Before 1947, Diamonds weren’t forever; they weren’t even a while.
Diamonds were seen as a gift that only the extremely wealthy would get for their significant other in the early 20th century. Most women would have preferred a new car, washing machine, or mattress. Women wanted something practical, rather than some gaudy ring on their finger that just appeared as a waste of hundreds or thousands of dollars. This was the case, until a Ms. Gerety came up with the slogan that Advertising Age named the slogan of the century in 1999.
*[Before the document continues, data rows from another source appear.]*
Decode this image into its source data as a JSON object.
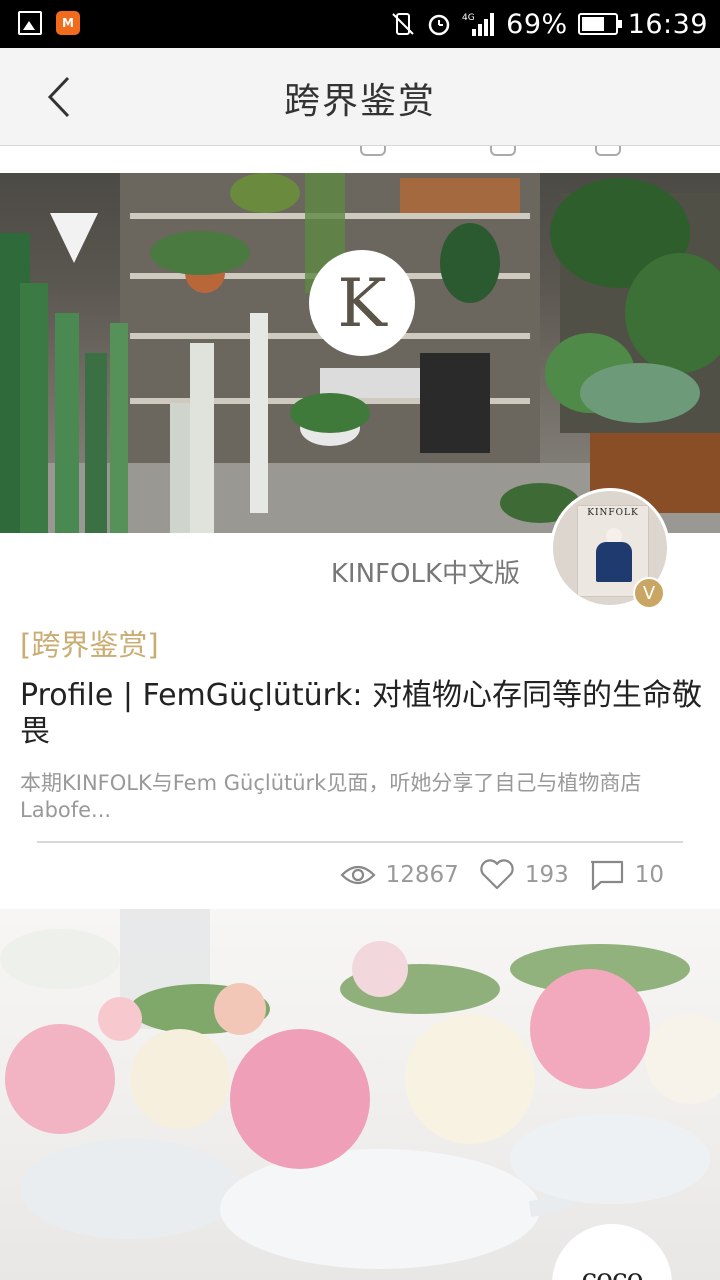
{
  "status_bar": {
    "battery": "69%",
    "time": "16:39",
    "network": "4G"
  },
  "nav": {
    "title": "跨界鉴赏"
  },
  "article1": {
    "logo_letter": "K",
    "source": "KINFOLK中文版",
    "avatar_book_title": "KINFOLK",
    "verified_badge": "V",
    "category": "[跨界鉴赏]",
    "title": "Profile | FemGüçlütürk: 对植物心存同等的生命敬畏",
    "summary": "本期KINFOLK与Fem Güçlütürk见面，听她分享了自己与植物商店Labofe...",
    "views": "12867",
    "likes": "193",
    "comments": "10"
  },
  "article2": {
    "logo_text": "coco"
  },
  "colors": {
    "accent_gold": "#c9ad72",
    "badge_gold": "#c9a663",
    "nav_bg": "#f4f4f4"
  }
}
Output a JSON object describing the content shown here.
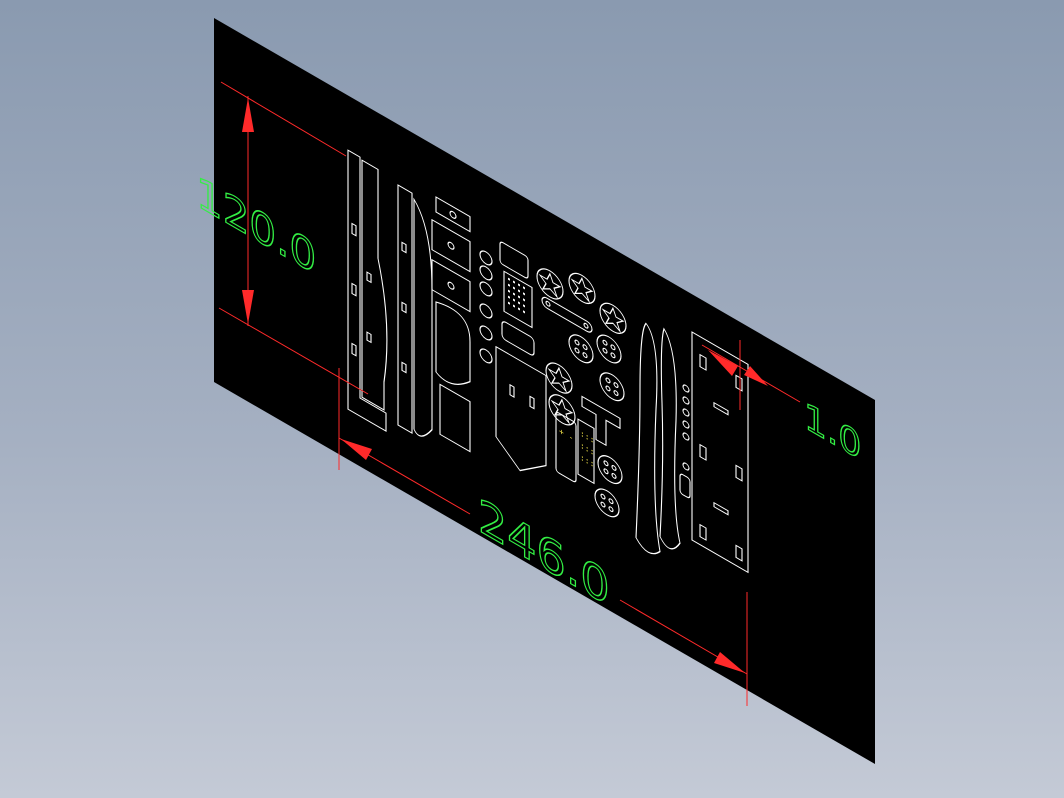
{
  "viewport": {
    "background_top": "#8a9ab0",
    "background_bottom": "#c4cad6"
  },
  "sheet": {
    "color": "#000000",
    "part_color": "#ffffff"
  },
  "dimensions": {
    "height_label": "120.0",
    "width_label": "246.0",
    "thickness_label": "1.0",
    "line_color": "#ff2a2a",
    "text_color": "#33ee44"
  },
  "markings": {
    "color": "#f1e24a"
  }
}
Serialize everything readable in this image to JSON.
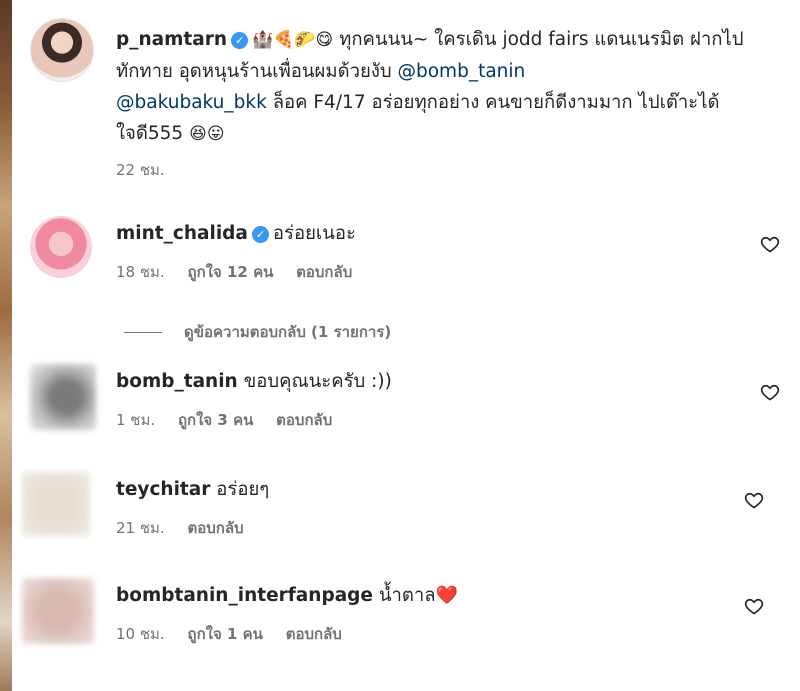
{
  "post": {
    "username": "p_namtarn",
    "emojis": "🏰🍕🌮😋",
    "text_part1": " ทุกคนนน~ ใครเดิน jodd fairs แดนเนรมิต ฝากไปทักทาย อุดหนุนร้านเพื่อนผมด้วยงับ ",
    "mention1": "@bomb_tanin",
    "mention2": "@bakubaku_bkk",
    "text_part2": " ล็อค F4/17 อร่อยทุกอย่าง คนขายก็ดีงามมาก ไปเต๊าะได้ ใจดี555 ",
    "text_emojis": "😆😛",
    "time": "22 ชม."
  },
  "comments": [
    {
      "username": "mint_chalida",
      "verified": true,
      "text": "อร่อยเนอะ",
      "time": "18 ชม.",
      "likes": "ถูกใจ 12 คน",
      "reply": "ตอบกลับ"
    },
    {
      "username": "bomb_tanin",
      "text": "ขอบคุณนะครับ :))",
      "time": "1 ชม.",
      "likes": "ถูกใจ 3 คน",
      "reply": "ตอบกลับ"
    },
    {
      "username": "teychitar",
      "text": "อร่อยๆ",
      "time": "21 ชม.",
      "reply": "ตอบกลับ"
    },
    {
      "username": "bombtanin_interfanpage",
      "text": "น้ำตาล",
      "emoji": "❤️",
      "time": "10 ชม.",
      "likes": "ถูกใจ 1 คน",
      "reply": "ตอบกลับ"
    }
  ],
  "view_replies": "ดูข้อความตอบกลับ (1 รายการ)",
  "icons": {
    "verified": "verified-badge-icon",
    "like": "heart-outline-icon"
  },
  "colors": {
    "verified": "#3897f0",
    "mention": "#00376b",
    "meta": "#737373",
    "heart_red": "#ed4956"
  }
}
Francis Gerety was hired by a Philadelphia advertising agency by the name of N.W. Ayers in 1943, and her only client during her time there was De Beers Diamond Jewelry. When Ms. Gerety submitted the famous slogan “A Diamond is Forever” in front of her colleagues, they were as displeased as she was. Ms. Gerety felt that the line wasn’t that good, and her colleagues thought that the word “forever” didn’t even make grammatical sense. Thankfully, she gave it to De Beers and it has been in every one of their ads since 1947.
This ad slogan essentially transformed giving a diamond ring to your significant other from something that was seen as unneeded into a social norm. Diamond sales had been slumping for decades, especially going into the Great Depression. Gerety and N.W. Ayers were trying to sell the public a product that they didn’t want or need. The powerfulness of the slogan is based on its simplicity and emotional appeal. It was a way to symbolize to your significant other that your love was timeless, and what better way to capture all of that emotional sentiment than with a diamond ring? The repeated advertisement and gaining popularity of the slogan created a psychological phenomena in Americans’ heads that diamonds were valuable. This played right into De Beers’ wallets.
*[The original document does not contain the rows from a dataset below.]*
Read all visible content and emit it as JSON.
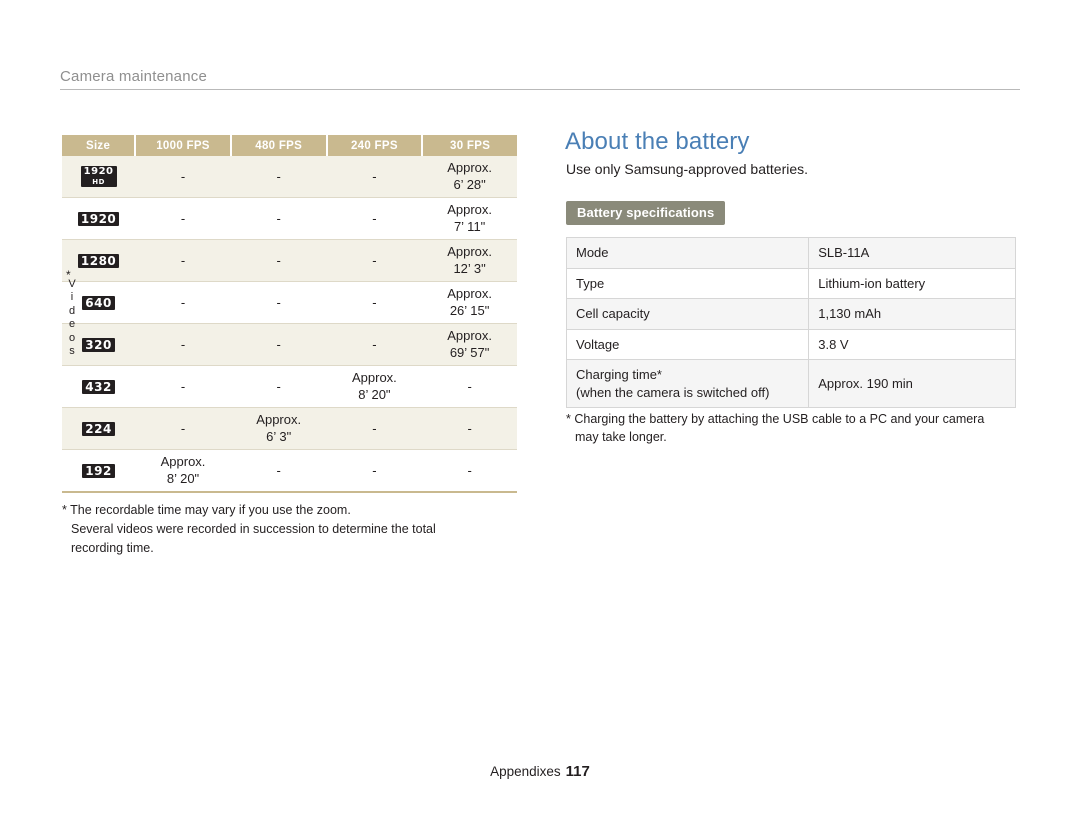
{
  "header": {
    "title": "Camera maintenance"
  },
  "video_table": {
    "columns": [
      "Size",
      "1000 FPS",
      "480 FPS",
      "240 FPS",
      "30 FPS"
    ],
    "side_label": "Videos",
    "side_label_asterisk": "*",
    "rows": [
      {
        "size": "1920 HD",
        "size_main": "1920",
        "size_sub": "HD",
        "c1000": "-",
        "c480": "-",
        "c240": "-",
        "c30_l1": "Approx.",
        "c30_l2": "6’ 28\""
      },
      {
        "size": "1920",
        "size_main": "1920",
        "size_sub": "",
        "c1000": "-",
        "c480": "-",
        "c240": "-",
        "c30_l1": "Approx.",
        "c30_l2": "7’ 11\""
      },
      {
        "size": "1280",
        "size_main": "1280",
        "size_sub": "",
        "c1000": "-",
        "c480": "-",
        "c240": "-",
        "c30_l1": "Approx.",
        "c30_l2": "12’ 3\""
      },
      {
        "size": "640",
        "size_main": "640",
        "size_sub": "",
        "c1000": "-",
        "c480": "-",
        "c240": "-",
        "c30_l1": "Approx.",
        "c30_l2": "26’ 15\""
      },
      {
        "size": "320",
        "size_main": "320",
        "size_sub": "",
        "c1000": "-",
        "c480": "-",
        "c240": "-",
        "c30_l1": "Approx.",
        "c30_l2": "69’ 57\""
      },
      {
        "size": "432",
        "size_main": "432",
        "size_sub": "",
        "c1000": "-",
        "c480": "-",
        "c240_l1": "Approx.",
        "c240_l2": "8’ 20\"",
        "c30": "-"
      },
      {
        "size": "224",
        "size_main": "224",
        "size_sub": "",
        "c1000": "-",
        "c480_l1": "Approx.",
        "c480_l2": "6’ 3\"",
        "c240": "-",
        "c30": "-"
      },
      {
        "size": "192",
        "size_main": "192",
        "size_sub": "",
        "c1000_l1": "Approx.",
        "c1000_l2": "8’ 20\"",
        "c480": "-",
        "c240": "-",
        "c30": "-"
      }
    ],
    "footnote_line1": "* The recordable time may vary if you use the zoom.",
    "footnote_line2": "Several videos were recorded in succession to determine the total",
    "footnote_line3": "recording time."
  },
  "battery": {
    "heading": "About the battery",
    "subtext": "Use only Samsung-approved batteries.",
    "section_tag": "Battery specifications",
    "rows": [
      {
        "label": "Mode",
        "value": "SLB-11A"
      },
      {
        "label": "Type",
        "value": "Lithium-ion battery"
      },
      {
        "label": "Cell capacity",
        "value": "1,130 mAh"
      },
      {
        "label": "Voltage",
        "value": "3.8 V"
      },
      {
        "label": "Charging time*",
        "label2": "(when the camera is switched off)",
        "value": "Approx. 190 min"
      }
    ],
    "footnote_line1": "* Charging the battery by attaching the USB cable to a PC and your camera",
    "footnote_line2": "may take longer."
  },
  "footer": {
    "label": "Appendixes",
    "page": "117"
  },
  "colors": {
    "heading_blue": "#4a7fb5",
    "table_header_tan": "#c9b98f",
    "tag_gray": "#8a8a7a",
    "row_alt": "#f3f1e7"
  }
}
De Beers created a diamond monopoly in the late 19th century and early 20th century, carefully controlling the supply of diamonds into the market. They were able to figure out a way to sell a stone that had no intrinsic value unlike precious metals such as gold and silver. In addition to appealing to the ethics and emotions of an eternal love and marriage through their famous slogan, they also discouraged consumers from ever re-selling their rings. This ability to discourage reselling prevented a disrupt in the market because if many consumers resold their rings, the market would realize that diamonds really had very little intrinsic value.
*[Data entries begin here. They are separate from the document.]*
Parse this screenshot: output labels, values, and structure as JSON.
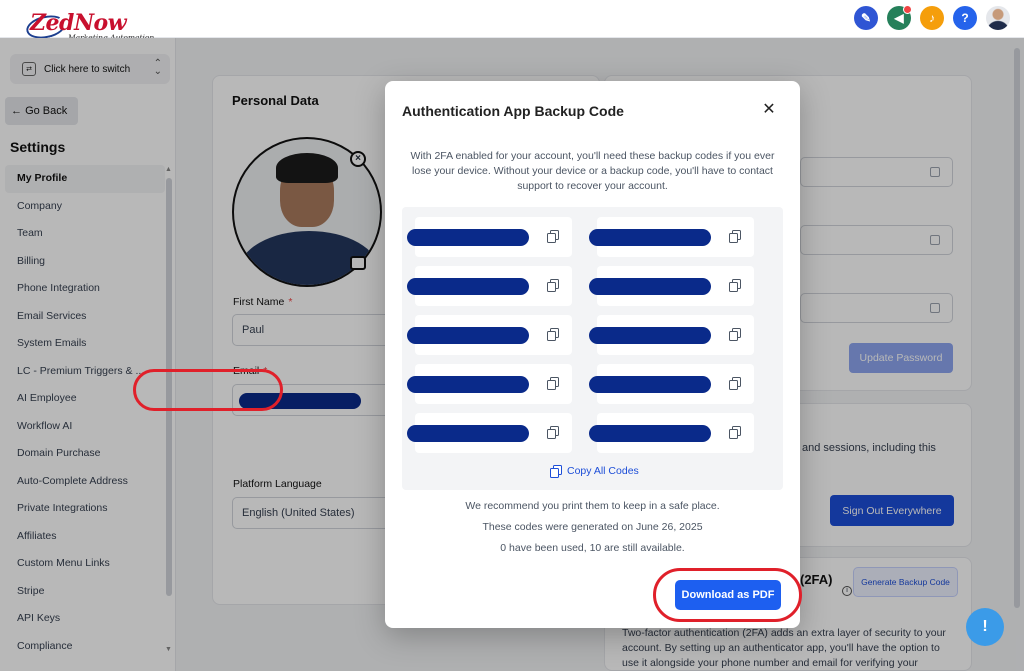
{
  "brand": {
    "name": "ZedNow",
    "tagline": "Marketing Automation"
  },
  "switcher": {
    "label": "Click here to switch"
  },
  "nav": {
    "go_back": "Go Back",
    "settings_title": "Settings",
    "items": [
      {
        "label": "My Profile",
        "active": true
      },
      {
        "label": "Company"
      },
      {
        "label": "Team"
      },
      {
        "label": "Billing"
      },
      {
        "label": "Phone Integration"
      },
      {
        "label": "Email Services"
      },
      {
        "label": "System Emails"
      },
      {
        "label": "LC - Premium Triggers & ..."
      },
      {
        "label": "AI Employee"
      },
      {
        "label": "Workflow AI"
      },
      {
        "label": "Domain Purchase"
      },
      {
        "label": "Auto-Complete Address"
      },
      {
        "label": "Private Integrations"
      },
      {
        "label": "Affiliates"
      },
      {
        "label": "Custom Menu Links"
      },
      {
        "label": "Stripe"
      },
      {
        "label": "API Keys"
      },
      {
        "label": "Compliance"
      }
    ]
  },
  "personal_data": {
    "title": "Personal Data",
    "first_name_label": "First Name",
    "first_name_value": "Paul",
    "email_label": "Email",
    "required_mark": "*",
    "language_label": "Platform Language",
    "language_value": "English (United States)"
  },
  "security": {
    "update_password": "Update Password",
    "sessions_text": "and sessions, including this",
    "sign_out_everywhere": "Sign Out Everywhere",
    "tfa_title": "(2FA)",
    "generate_backup": "Generate Backup Code",
    "tfa_desc_1": "Two-factor authentication (2FA) adds an extra layer of security to your",
    "tfa_desc_2": "account. By setting up an authenticator app, you'll have the option to",
    "tfa_desc_3": "use it alongside your phone number and email for verifying your"
  },
  "modal": {
    "title": "Authentication App Backup Code",
    "description": "With 2FA enabled for your account, you'll need these backup codes if you ever lose your device. Without your device or a backup code, you'll have to contact support to recover your account.",
    "code_count": 10,
    "copy_all": "Copy All Codes",
    "print_note": "We recommend you print them to keep in a safe place.",
    "generated_note": "These codes were generated on June 26, 2025",
    "usage_note": "0 have been used, 10 are still available.",
    "download_pdf": "Download as PDF"
  },
  "colors": {
    "primary": "#1d5ff0",
    "redaction": "#0a2a8a",
    "annotation_highlight": "#e0202a"
  },
  "icons": [
    "pencil-icon",
    "megaphone-icon",
    "bell-icon",
    "help-icon",
    "chat-icon",
    "copy-icon",
    "close-icon",
    "camera-icon"
  ]
}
While De Beers couldn’t remain a monopoly in the American as well as global market, they ensured that they would remain in the $72 billion dollar a year market just as long as the product would; forever.